“The French have created a great blueprint – their culture is so deep. Tens of thousands of years of humanity have walked that ground – and it’s a very fertile land – and out of that is born a cuisine. The terroir and the sense of place is important to the French people, and when you think about the technique that goes into French cooking, it’s unparalleled. The French are the masters of extracting flavor. “
La famille avant tout
Origine is very much a family affair. There is executive chef Thibault (Tibo) Peniarbelle (born in Noumea and raised in Toulouse) and his partner of him, restaurant manager Judika Ramcharand (Quebec); co-owners Ben Bayly and his wife Cara Bayly, and co-owners and general managers Fortuna (Lyon) and her husband Chris Martin.
“We’re going to be challenging the New Zealand palate and not going down the safe road,” says Martin. “Even though this is a bistro format, we’re going to be brave and that’s the reason we’re not opening an Italian restaurant and selling pizza and pasta. That’s safe and that’s what other people are doing. “
“Because what we’re doing could be polarizing, the training is really key – for our staff to be able to articulate what something is all about so it’s better understood by the customer, and people can give themselves over to it and trust what we ‘re doing. “
A French brasserie with a Waitematā aspect
Inside Origine, the space is vast, fitting 100 on the main floor and a further 50 at Le Bar, the old-world cocktail bar upstairs.
Built in the old Saxon + Words site on the northern-side corner of Commercial Bay, it looms over two storeys with stunning views of the harbor. Architect Jack McKinney took inspiration from the 10m-high louvre windows and the restaurant’s French heritage, and created a solid French oak floor and a floor-to-ceiling wall of Venetian glass bricks, an homage to Paris’ Maison de Verre (House of Glass ).
Also in Commercial Bay, Bayly’s most recent venture Ahi is known for its artistry, whimsy and surprise – the best of Aotearoa on a plate. So what will Origine be? The menu is classic brasserie; the philosophy is technique, terroir and seasonality.
A traditional French brasserie is an all-day affair – whether customers are popping in for a cocktail and oysters or settling in for a long, feasting dinner. On the menu there will be the classics – French onion soup with oxtail and comte, confit duck and a fruits de mer section that allows diners to build their own seafood tower.
Other plates will have a local twist – les escargots in ravioli with garlic veloute, and rhubarb souffle with pain d’epices (gingerbread) icecream.
Bayly’s plate is certainly full right now – he is the face of not just Origine and Ahi, but The Grounds in Auckland as well as Aosta, Little Aosta, and Blue Door Bar in Arrowtown. How does he juggle it all?
“I surround myself with the right people.
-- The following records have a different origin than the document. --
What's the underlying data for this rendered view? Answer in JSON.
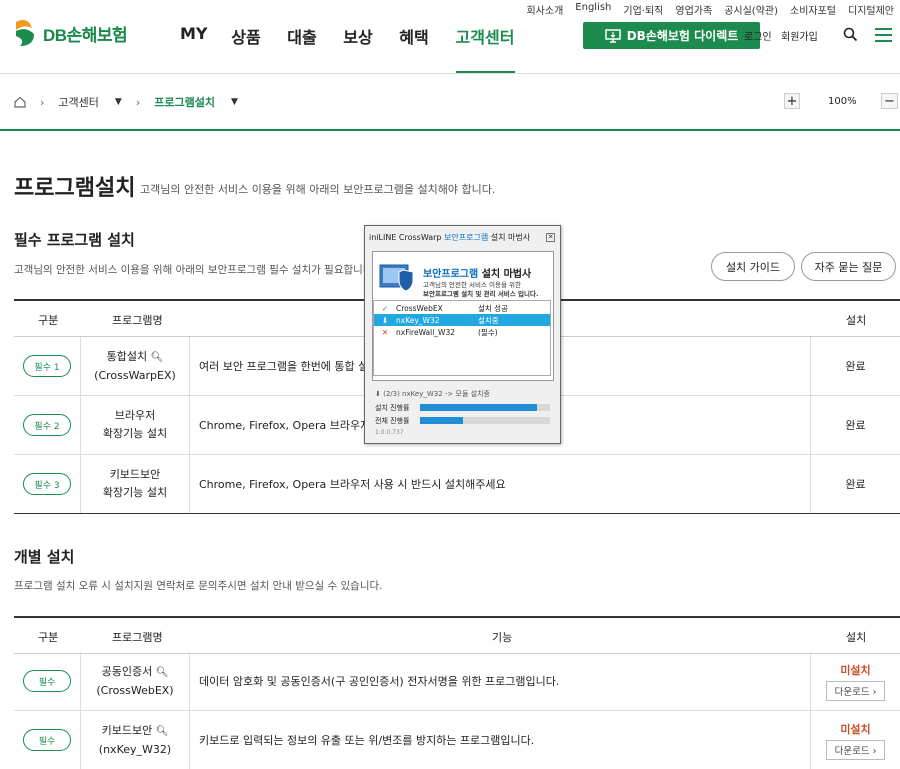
{
  "util": [
    "회사소개",
    "English",
    "기업·퇴직",
    "영업가족",
    "공시실(약관)",
    "소비자포털",
    "디지털제안"
  ],
  "brand": {
    "name": "DB손해보험",
    "color": "#1d8a4e"
  },
  "gnb": [
    "MY",
    "상품",
    "대출",
    "보상",
    "혜택",
    "고객센터"
  ],
  "gnb_active": "고객센터",
  "direct_label": "DB손해보험 다이렉트",
  "login": "로그인",
  "join": "회원가입",
  "breadcrumb": [
    "고객센터",
    "프로그램설치"
  ],
  "zoom": "100%",
  "page": {
    "title": "프로그램설치",
    "subtitle": "고객님의 안전한 서비스 이용을 위해 아래의 보안프로그램을 설치해야 합니다."
  },
  "required": {
    "title": "필수 프로그램 설치",
    "desc": "고객님의 안전한 서비스 이용을 위해 아래의 보안프로그램 필수 설치가 필요합니다.",
    "guide_btn": "설치 가이드",
    "faq_btn": "자주 묻는 질문",
    "headers": [
      "구분",
      "프로그램명",
      "설치"
    ],
    "rows": [
      {
        "badge": "필수 1",
        "name1": "통합설치",
        "name2": "(CrossWarpEX)",
        "desc": "여러 보안 프로그램을 한번에 통합 설치",
        "status": "완료",
        "search": true
      },
      {
        "badge": "필수 2",
        "name1": "브라우저",
        "name2": "확장기능 설치",
        "desc": "Chrome, Firefox, Opera 브라우저 사용",
        "status": "완료",
        "search": false
      },
      {
        "badge": "필수 3",
        "name1": "키보드보안",
        "name2": "확장기능 설치",
        "desc": "Chrome, Firefox, Opera 브라우저 사용 시 반드시 설치해주세요",
        "status": "완료",
        "search": false
      }
    ]
  },
  "individual": {
    "title": "개별 설치",
    "desc": "프로그램 설치 오류 시 설치지원 연락처로 문의주시면 설치 안내 받으실 수 있습니다.",
    "headers": [
      "구분",
      "프로그램명",
      "기능",
      "설치"
    ],
    "rows": [
      {
        "badge": "필수",
        "name1": "공동인증서",
        "name2": "(CrossWebEX)",
        "desc": "데이터 암호화 및 공동인증서(구 공인인증서) 전자서명을 위한 프로그램입니다.",
        "status": "미설치",
        "download": "다운로드"
      },
      {
        "badge": "필수",
        "name1": "키보드보안",
        "name2": "(nxKey_W32)",
        "desc": "키보드로 입력되는 정보의 유출 또는 위/변조를 방지하는 프로그램입니다.",
        "status": "미설치",
        "download": "다운로드"
      }
    ]
  },
  "popup": {
    "title_prefix": "iniLINE CrossWarp",
    "title_hl": "보안프로그램",
    "title_suffix": "설치 마법사",
    "head_hl": "보안프로그램",
    "head_rest": "설치 마법사",
    "sub1": "고객님의 안전한 서비스 이용을 위한",
    "sub2": "보안프로그램 설치 및 관리 서비스 입니다.",
    "items": [
      {
        "icon": "✓",
        "name": "CrossWebEX",
        "status": "설치 성공"
      },
      {
        "icon": "⬇",
        "name": "nxKey_W32",
        "status": "설치중"
      },
      {
        "icon": "✕",
        "name": "nxFireWall_W32",
        "status": "(필수)"
      }
    ],
    "progress_text": "(2/3) nxKey_W32 -> 모듈 설치중",
    "bar1_label": "설치 진행률",
    "bar2_label": "전체 진행률",
    "bar1_pct": 90,
    "bar2_pct": 33,
    "version": "1.0.0.737"
  }
}
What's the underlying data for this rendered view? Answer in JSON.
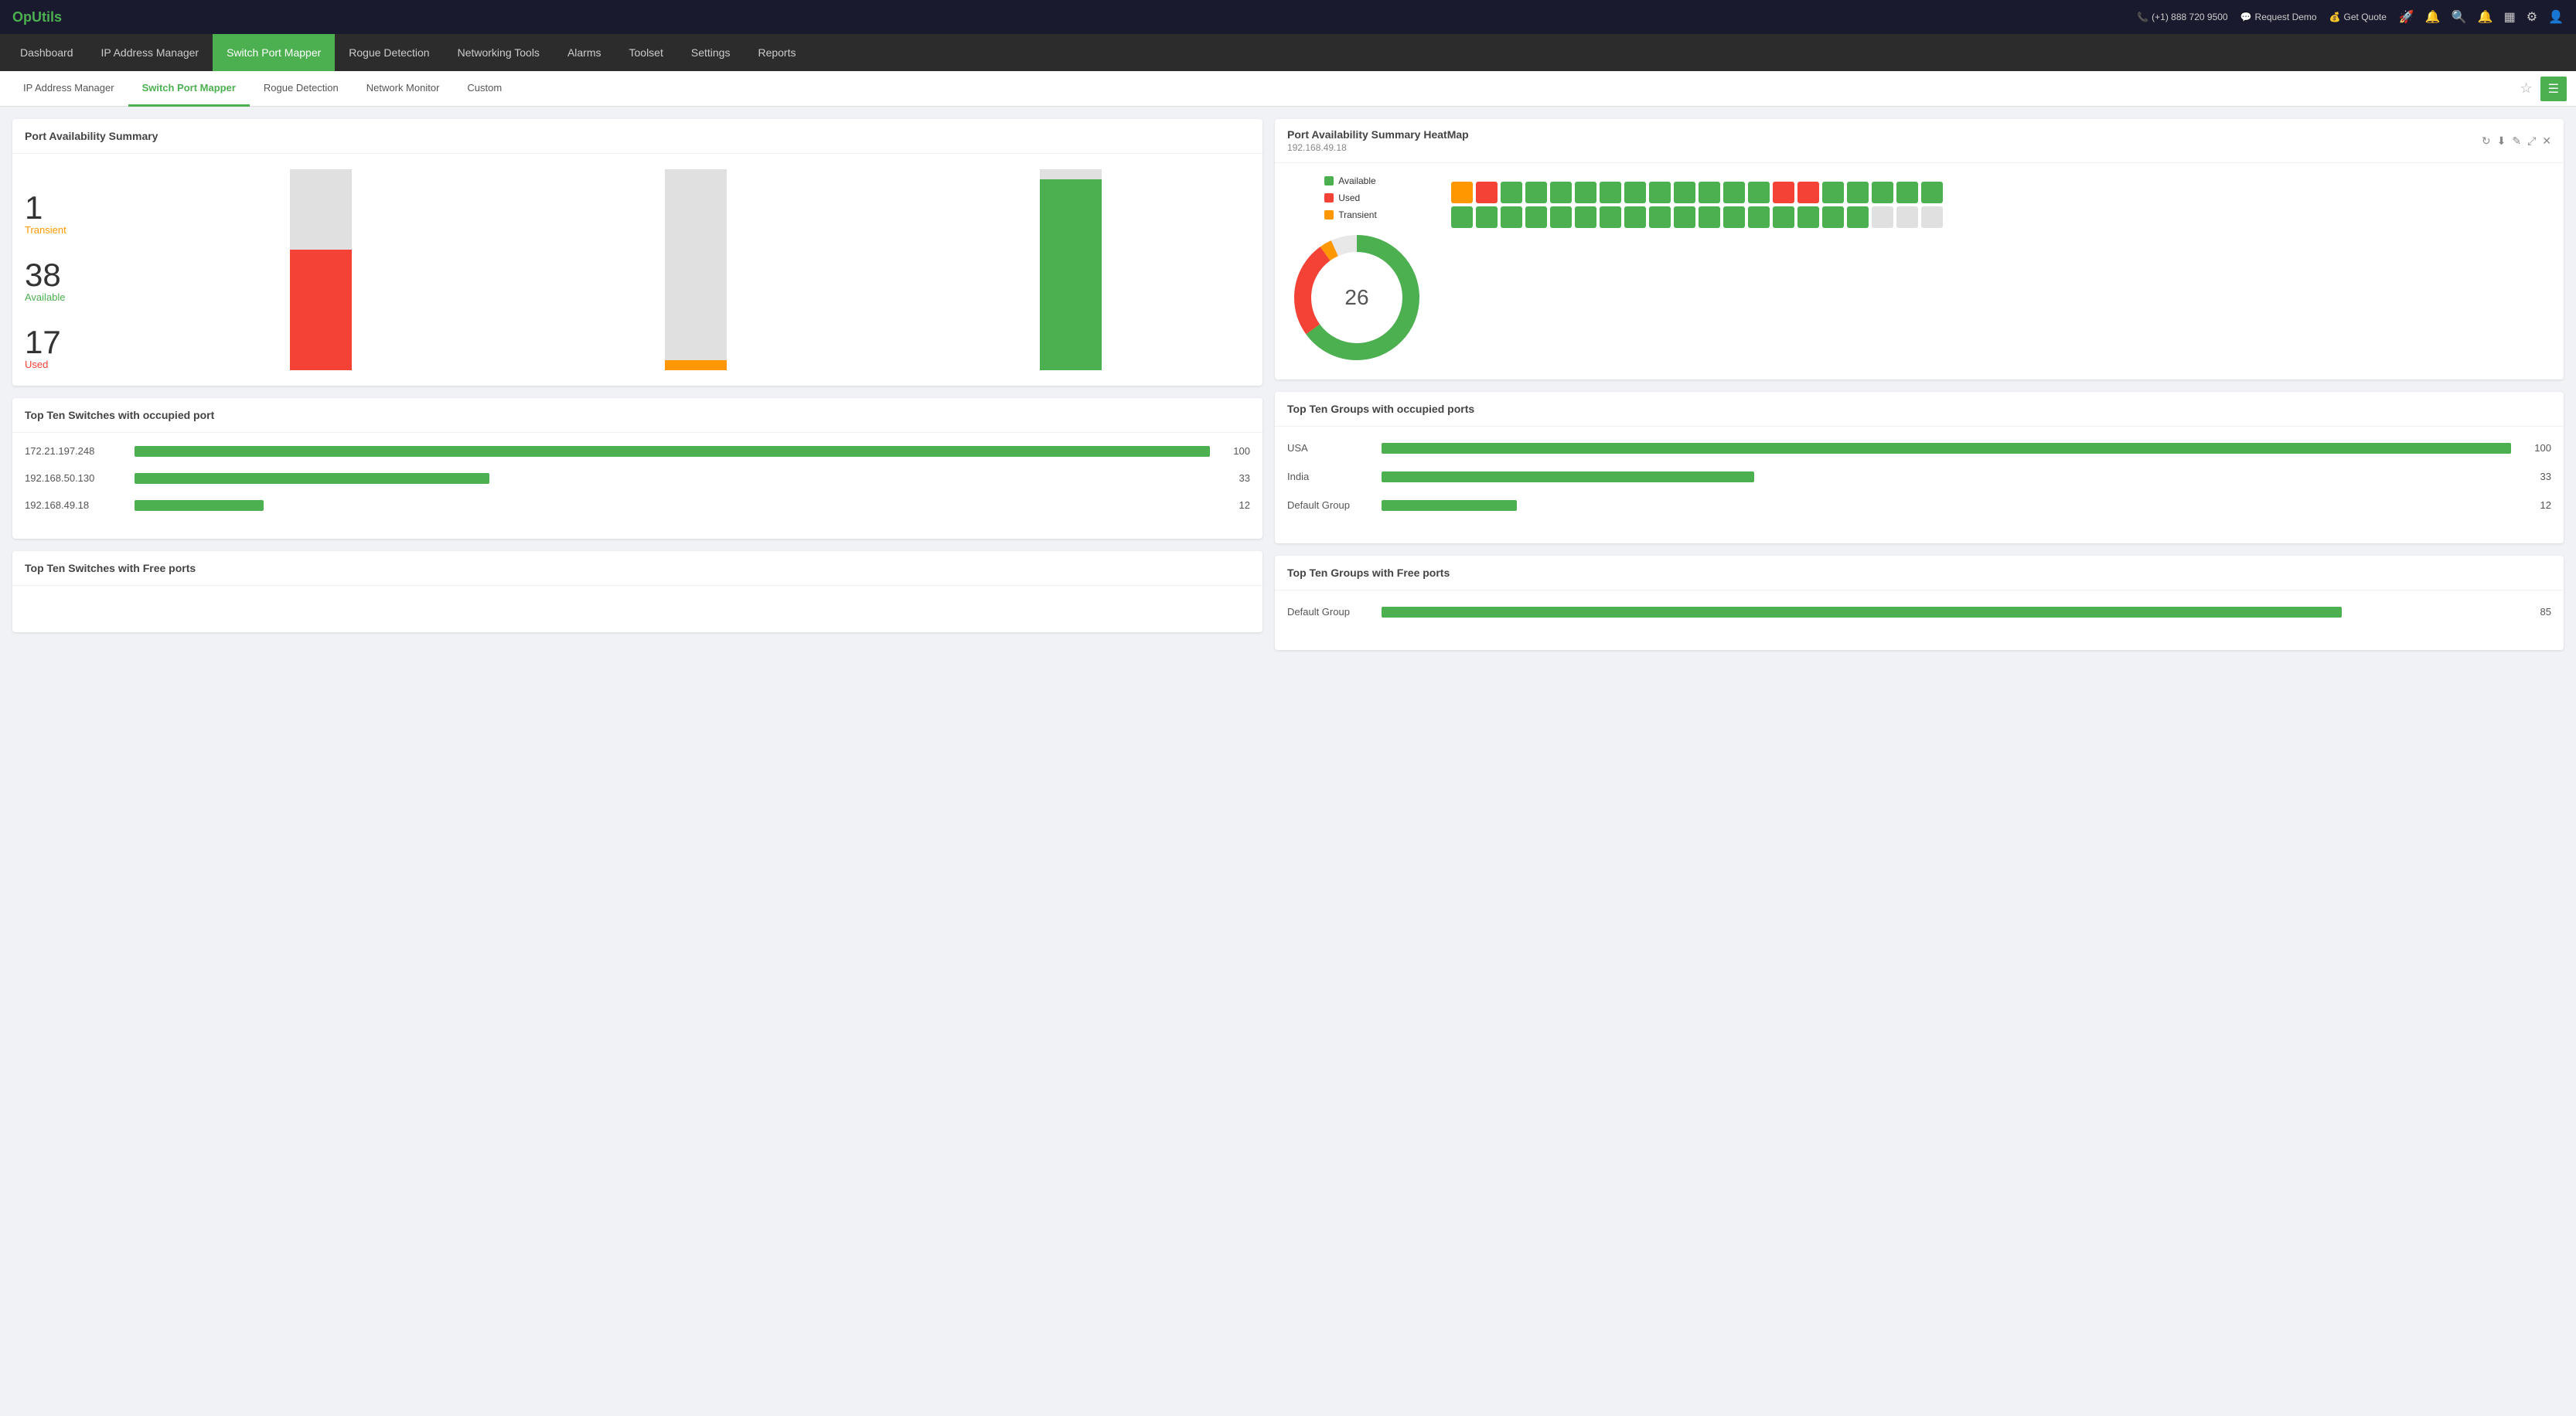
{
  "topbar": {
    "logo": "OpUtils",
    "phone": "(+1) 888 720 9500",
    "request_demo": "Request Demo",
    "get_quote": "Get Quote"
  },
  "navbar": {
    "items": [
      {
        "id": "dashboard",
        "label": "Dashboard",
        "active": false
      },
      {
        "id": "ip-address-manager",
        "label": "IP Address Manager",
        "active": false
      },
      {
        "id": "switch-port-mapper",
        "label": "Switch Port Mapper",
        "active": true
      },
      {
        "id": "rogue-detection",
        "label": "Rogue Detection",
        "active": false
      },
      {
        "id": "networking-tools",
        "label": "Networking Tools",
        "active": false
      },
      {
        "id": "alarms",
        "label": "Alarms",
        "active": false
      },
      {
        "id": "toolset",
        "label": "Toolset",
        "active": false
      },
      {
        "id": "settings",
        "label": "Settings",
        "active": false
      },
      {
        "id": "reports",
        "label": "Reports",
        "active": false
      }
    ]
  },
  "subnav": {
    "items": [
      {
        "id": "ip-address-manager",
        "label": "IP Address Manager",
        "active": false
      },
      {
        "id": "switch-port-mapper",
        "label": "Switch Port Mapper",
        "active": true
      },
      {
        "id": "rogue-detection",
        "label": "Rogue Detection",
        "active": false
      },
      {
        "id": "network-monitor",
        "label": "Network Monitor",
        "active": false
      },
      {
        "id": "custom",
        "label": "Custom",
        "active": false
      }
    ]
  },
  "port_availability_summary": {
    "title": "Port Availability Summary",
    "transient_count": "1",
    "transient_label": "Transient",
    "available_count": "38",
    "available_label": "Available",
    "used_count": "17",
    "used_label": "Used"
  },
  "heatmap_card": {
    "title": "Port Availability Summary HeatMap",
    "subtitle": "192.168.49.18",
    "center_value": "26",
    "legend": [
      {
        "id": "available",
        "label": "Available",
        "color": "#4caf50"
      },
      {
        "id": "used",
        "label": "Used",
        "color": "#f44336"
      },
      {
        "id": "transient",
        "label": "Transient",
        "color": "#ff9800"
      }
    ],
    "heatmap_cells": [
      "orange",
      "red",
      "green",
      "green",
      "green",
      "green",
      "green",
      "green",
      "green",
      "green",
      "green",
      "green",
      "green",
      "red",
      "red",
      "green",
      "green",
      "green",
      "green",
      "green",
      "green",
      "green",
      "green",
      "green",
      "green",
      "green",
      "green",
      "green",
      "green",
      "green",
      "green",
      "green",
      "green",
      "green",
      "green",
      "green",
      "green",
      "gray",
      "gray",
      "gray"
    ]
  },
  "top_switches_occupied": {
    "title": "Top Ten Switches with occupied port",
    "items": [
      {
        "label": "172.21.197.248",
        "value": 100,
        "max": 100
      },
      {
        "label": "192.168.50.130",
        "value": 33,
        "max": 100
      },
      {
        "label": "192.168.49.18",
        "value": 12,
        "max": 100
      }
    ]
  },
  "top_groups_occupied": {
    "title": "Top Ten Groups with occupied ports",
    "items": [
      {
        "label": "USA",
        "value": 100,
        "max": 100
      },
      {
        "label": "India",
        "value": 33,
        "max": 100
      },
      {
        "label": "Default Group",
        "value": 12,
        "max": 100
      }
    ]
  },
  "top_switches_free": {
    "title": "Top Ten Switches with Free ports"
  },
  "top_groups_free": {
    "title": "Top Ten Groups with Free ports",
    "items": [
      {
        "label": "Default Group",
        "value": 85,
        "max": 100
      }
    ]
  }
}
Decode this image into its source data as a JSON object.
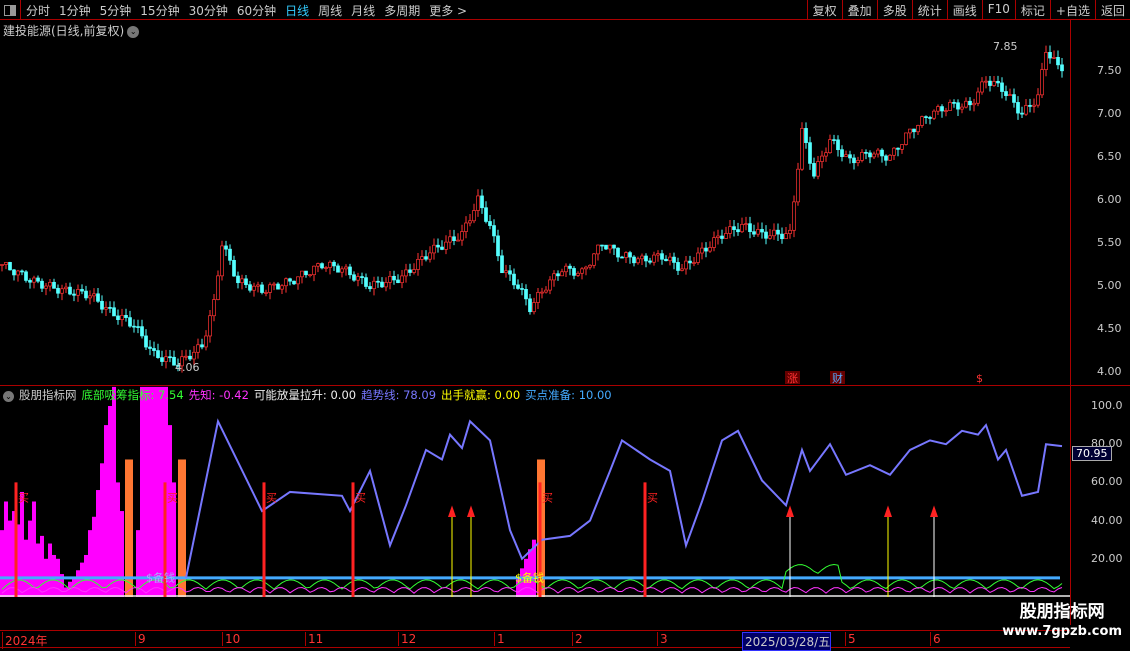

I just love the team that we’ve built. I’m really enjoying what I do so much, I’ve never been happier. I know there’s going to be a few months of pain – when you open a restaurant you always forget how hard it is.
“The more things you do, the more restaurants you have, you get out of the muck and you have the time to look at opportunities or the time to make moves. As you go through the fire and get through it, you really grow so much, and the whole team does. “
Origine opens on Monday, August 22, for lunch and dinner, seven days a week. Le Bar, its mezzanine-level cocktail bar, will be open Wednesday-Sunday from 5pm. Origin.nz